What’s even crazier about this whole situation is that I think the majority of people who perpetuate this lie have no idea they’re doing anything wrong!
The calculations ignoring compound annual growth rate are so embedded into the corporate culture that even advisors, financial planners, investment advisers, and other financial professionals spout off the numbers without questioning their validity.
I can’t say they are being deliberately dishonest, but I can say that most are ignorant of the facts, although I’m not sure which is worse.
My advice is to do the math or work with someone that can competently show you the math. And then…ask lots of questions.
Only then can you be confident that you’ve made a wise decision.
If you have questions about whether or not we could you protect your retirement savings from this legalized shell game, you owe it to yourself to take the next step.
With that said, I would like to invite you to arrange a no pressure whatsoever conversation.
This is a casual conversation conducted over the phone where we get to know a little about you, where you are in life, and what your trying to achieve. Don’t worry – it will NOT be a long, drawn-out pry session. It typically takes no more than 20 minutes.
From this brief conversation, we will have an idea of whether we can help you achieve your life dreams, and you will have a better idea of who we are and what we’re all about. Then, we’ll spend our time crunching the numbers for you, email them to you, and answer any questions you might have.
After that, if you feel we are good fit, we will work to design a strategy to help you keep what you’ve earned protected from the market and from the greasy hands of Uncle Sam.

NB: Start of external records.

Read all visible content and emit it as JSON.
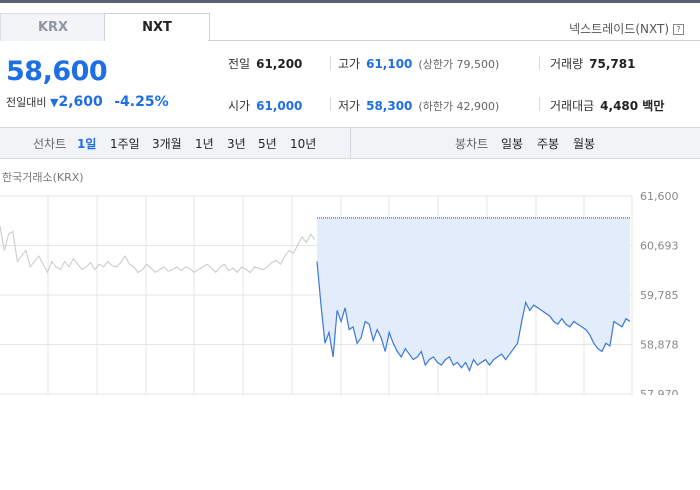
{
  "tabs": [
    {
      "label": "KRX"
    },
    {
      "label": "NXT"
    }
  ],
  "nxt_link": "넥스트레이드(NXT)",
  "price": "58,600",
  "change": {
    "label": "전일대비",
    "direction": "down",
    "amount": "2,600",
    "percent": "-4.25%"
  },
  "stats": {
    "prev_close": {
      "label": "전일",
      "value": "61,200"
    },
    "high": {
      "label": "고가",
      "value": "61,100",
      "sub": "(상한가 79,500)"
    },
    "volume": {
      "label": "거래량",
      "value": "75,781"
    },
    "open": {
      "label": "시가",
      "value": "61,000"
    },
    "low": {
      "label": "저가",
      "value": "58,300",
      "sub": "(하한가 42,900)"
    },
    "amount": {
      "label": "거래대금",
      "value": "4,480 백만"
    }
  },
  "line_chart": {
    "label": "선차트",
    "periods": [
      "1일",
      "1주일",
      "3개월",
      "1년",
      "3년",
      "5년",
      "10년"
    ],
    "active": "1일"
  },
  "candle_chart": {
    "label": "봉차트",
    "periods": [
      "일봉",
      "주봉",
      "월봉"
    ]
  },
  "chart_data": {
    "type": "line",
    "title": "한국거래소(KRX)",
    "y_ticks": [
      "61,600",
      "60,693",
      "59,785",
      "58,878",
      "57,970"
    ],
    "ylim": [
      57970,
      61600
    ],
    "reference_price": 61200,
    "series": [
      {
        "values": [
          61050,
          60600,
          60900,
          60950,
          60400,
          60500,
          60600,
          60300,
          60400,
          60500,
          60350,
          60200,
          60400,
          60300,
          60250,
          60400,
          60300,
          60450,
          60350,
          60250,
          60300,
          60380,
          60250,
          60350,
          60300,
          60400,
          60320,
          60300,
          60380,
          60500,
          60350,
          60300,
          60200,
          60250,
          60350,
          60280,
          60200,
          60250,
          60300,
          60220,
          60250,
          60300,
          60230,
          60300,
          60270,
          60200,
          60250,
          60300,
          60350,
          60280,
          60200,
          60300,
          60350,
          60230,
          60280,
          60200,
          60300,
          60250,
          60200,
          60300,
          60270,
          60250,
          60300,
          60380,
          60420,
          60350,
          60500,
          60600,
          60550,
          60700,
          60850,
          60750,
          60900,
          60800
        ]
      },
      {
        "values": [
          60400,
          59600,
          58900,
          59100,
          58650,
          59500,
          59300,
          59550,
          59150,
          59200,
          58900,
          59000,
          59300,
          59250,
          58950,
          59150,
          59000,
          58750,
          59100,
          58900,
          58750,
          58650,
          58800,
          58700,
          58600,
          58650,
          58750,
          58500,
          58600,
          58650,
          58550,
          58500,
          58600,
          58650,
          58500,
          58550,
          58450,
          58550,
          58400,
          58600,
          58500,
          58550,
          58600,
          58500,
          58600,
          58650,
          58700,
          58600,
          58700,
          58800,
          58900,
          59300,
          59650,
          59500,
          59600,
          59550,
          59500,
          59450,
          59400,
          59300,
          59250,
          59350,
          59250,
          59200,
          59300,
          59250,
          59200,
          59150,
          59050,
          58900,
          58800,
          58750,
          58900,
          58850,
          59300,
          59250,
          59200,
          59350,
          59300
        ]
      }
    ]
  }
}
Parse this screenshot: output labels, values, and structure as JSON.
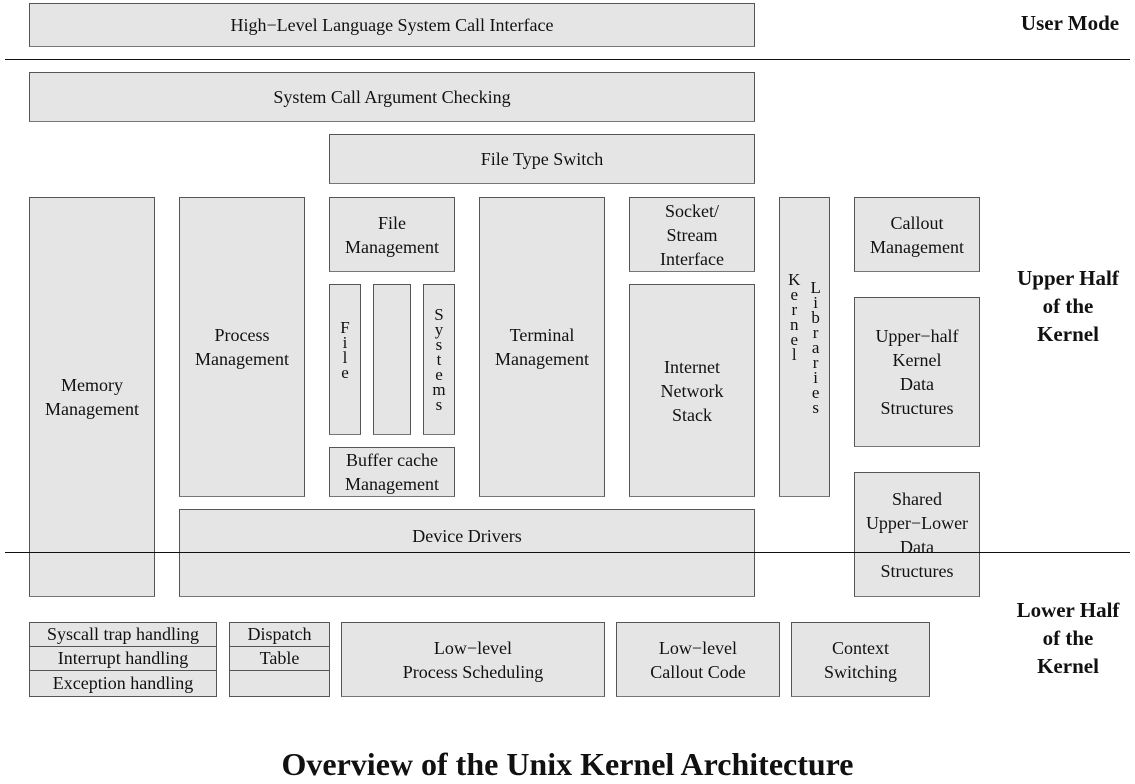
{
  "diagram": {
    "title": "Overview of the Unix Kernel Architecture",
    "regions": {
      "user_mode": "User Mode",
      "upper_half": "Upper Half\nof the\nKernel",
      "lower_half": "Lower Half\nof the\nKernel"
    },
    "boxes": {
      "hll_interface": "High−Level Language System Call Interface",
      "arg_checking": "System Call Argument Checking",
      "file_type_switch": "File Type Switch",
      "memory_management": "Memory\nManagement",
      "process_management": "Process\nManagement",
      "file_management": "File\nManagement",
      "file_systems_left": [
        "F",
        "i",
        "l",
        "e"
      ],
      "file_systems_right": [
        "S",
        "y",
        "s",
        "t",
        "e",
        "m",
        "s"
      ],
      "buffer_cache": "Buffer cache\nManagement",
      "terminal_management": "Terminal\nManagement",
      "socket_stream": "Socket/\nStream\nInterface",
      "internet_stack": "Internet\nNetwork\nStack",
      "kernel_libraries_left": [
        "K",
        "e",
        "r",
        "n",
        "e",
        "l"
      ],
      "kernel_libraries_right": [
        "L",
        "i",
        "b",
        "r",
        "a",
        "r",
        "i",
        "e",
        "s"
      ],
      "callout_management": "Callout\nManagement",
      "upper_half_data": "Upper−half\nKernel\nData\nStructures",
      "shared_data": "Shared\nUpper−Lower\nData\nStructures",
      "device_drivers": "Device Drivers",
      "trap_handling": [
        "Syscall trap handling",
        "Interrupt handling",
        "Exception handling"
      ],
      "dispatch_table": [
        "Dispatch",
        "Table",
        ""
      ],
      "low_level_scheduling": "Low−level\nProcess Scheduling",
      "low_level_callout": "Low−level\nCallout Code",
      "context_switching": "Context\nSwitching"
    }
  }
}
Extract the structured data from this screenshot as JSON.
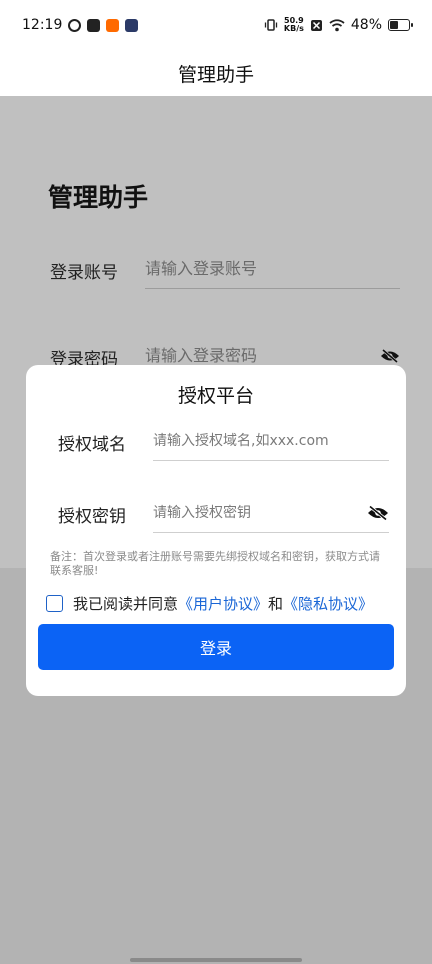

The decision is totally up to you.
Here’s that link once more to book some time on our calendar.